**Work item:**
Read the records below and report each line in which "Parameters" occurs.

**Data to process:**
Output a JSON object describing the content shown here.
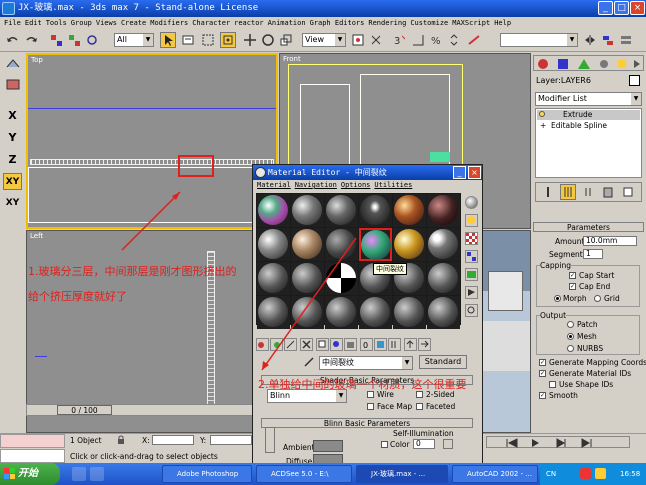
{
  "window": {
    "title": "JX-玻璃.max - 3ds max 7 - Stand-alone License"
  },
  "menu": [
    "File",
    "Edit",
    "Tools",
    "Group",
    "Views",
    "Create",
    "Modifiers",
    "Character",
    "reactor",
    "Animation",
    "Graph Editors",
    "Rendering",
    "Customize",
    "MAXScript",
    "Help"
  ],
  "toolbar": {
    "selection_filter": "All",
    "ref_coord": "View"
  },
  "left_tools": [
    "X",
    "Y",
    "Z",
    "XY",
    "XY"
  ],
  "viewports": {
    "top": "Top",
    "front": "Front",
    "left": "Left"
  },
  "timeline": {
    "frame": "0 / 100"
  },
  "status": {
    "selection": "1 Object",
    "x_label": "X:",
    "y_label": "Y:",
    "prompt": "Click or click-and-drag to select objects"
  },
  "material_editor": {
    "title": "Material Editor - 中间裂纹",
    "menu": [
      "Material",
      "Navigation",
      "Options",
      "Utilities"
    ],
    "tooltip": "中间裂纹",
    "material_name": "中间裂纹",
    "material_type": "Standard",
    "shader_section": "Shader Basic Parameters",
    "shader": "Blinn",
    "options": {
      "wire": "Wire",
      "two_sided": "2-Sided",
      "face_map": "Face Map",
      "faceted": "Faceted"
    },
    "blinn_section": "Blinn Basic Parameters",
    "self_illum": "Self-Illumination",
    "color_label": "Color",
    "color_value": "0",
    "ambient": "Ambient:",
    "diffuse": "Diffuse:"
  },
  "command_panel": {
    "layer": "Layer:LAYER6",
    "modifier_list": "Modifier List",
    "stack": [
      "Extrude",
      "Editable Spline"
    ],
    "params_title": "Parameters",
    "amount_label": "Amount:",
    "amount_value": "10.0mm",
    "segments_label": "Segments:",
    "segments_value": "1",
    "capping": "Capping",
    "cap_start": "Cap Start",
    "cap_end": "Cap End",
    "morph": "Morph",
    "grid": "Grid",
    "output": "Output",
    "patch": "Patch",
    "mesh": "Mesh",
    "nurbs": "NURBS",
    "gen_mapping": "Generate Mapping Coords.",
    "gen_material": "Generate Material IDs",
    "use_shape": "Use Shape IDs",
    "smooth": "Smooth"
  },
  "annotations": {
    "note1_line1": "1.玻璃分三层，中间那层是刚才图形挤出的",
    "note1_line2": "给个挤压厚度就好了",
    "note2": "2.单独给中间的玻璃一个材质，这个很重要"
  },
  "taskbar": {
    "start": "开始",
    "tasks": [
      "Adobe Photoshop",
      "ACDSee 5.0 - E:\\",
      "JX-玻璃.max - ...",
      "AutoCAD 2002 - ..."
    ],
    "lang": "CN",
    "clock": "16:58"
  }
}
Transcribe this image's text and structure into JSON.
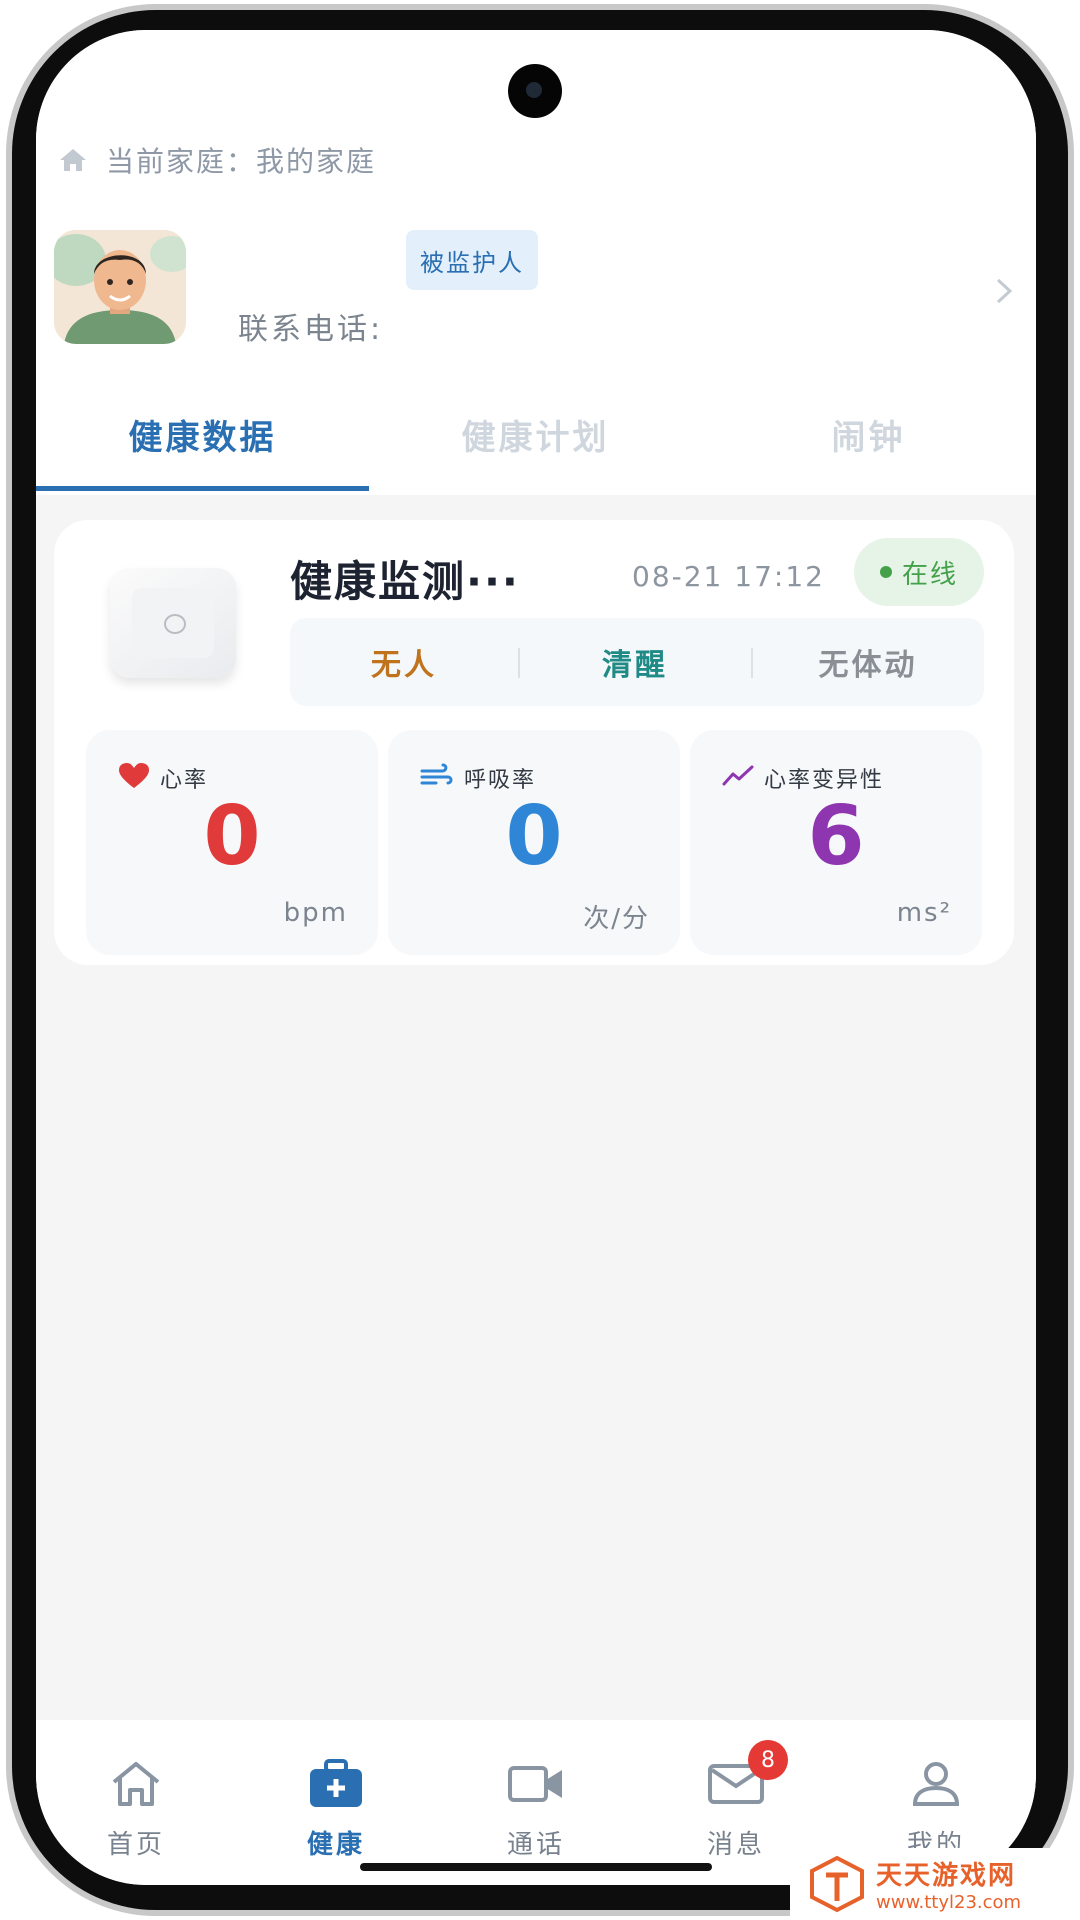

**Answer section:**
    "shader_section": "Shader Basic Parameters",
    "blinn_section": "Blinn Basic Parameters",
    "params_title": "Parameters",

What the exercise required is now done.